▸ Your assignment: Before printing the listing, strip out its pictures and keep everything else exact.
::::::::::
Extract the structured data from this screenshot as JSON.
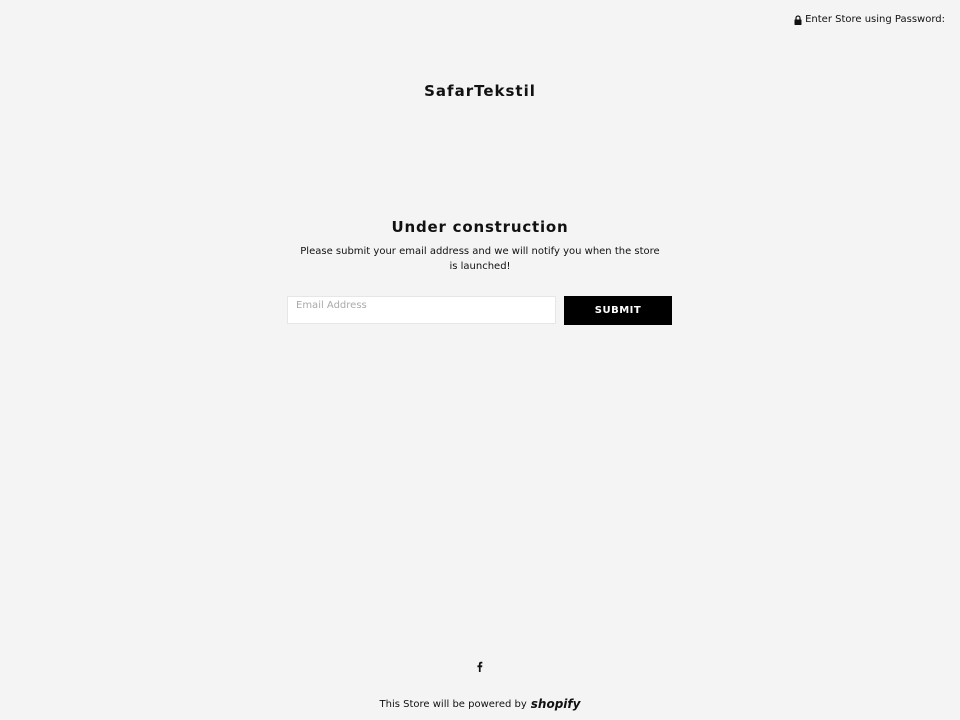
{
  "header": {
    "password_link": "Enter Store using Password:",
    "lock_icon": "lock-icon"
  },
  "store": {
    "title": "SafarTekstil"
  },
  "notice": {
    "heading": "Under construction",
    "text": "Please submit your email address and we will notify you when the store is launched!"
  },
  "signup": {
    "email_placeholder": "Email Address",
    "email_value": "",
    "submit_label": "SUBMIT"
  },
  "social": {
    "icons": [
      "facebook-icon"
    ]
  },
  "footer": {
    "powered_by": "This Store will be powered by",
    "platform": "shopify"
  },
  "colors": {
    "background": "#f4f4f4",
    "button": "#000000",
    "button_text": "#ffffff",
    "text": "#111111"
  }
}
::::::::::
▸ Solution to this task:
Extract the structured data from this screenshot as JSON.
{
  "header": {
    "password_link": "Enter Store using Password:",
    "lock_icon": "lock-icon"
  },
  "store": {
    "title": "SafarTekstil"
  },
  "notice": {
    "heading": "Under construction",
    "text": "Please submit your email address and we will notify you when the store is launched!"
  },
  "signup": {
    "email_placeholder": "Email Address",
    "email_value": "",
    "submit_label": "SUBMIT"
  },
  "social": {
    "icons": [
      "facebook-icon"
    ]
  },
  "footer": {
    "powered_by": "This Store will be powered by",
    "platform": "shopify"
  },
  "colors": {
    "background": "#f4f4f4",
    "button": "#000000",
    "button_text": "#ffffff",
    "text": "#111111"
  }
}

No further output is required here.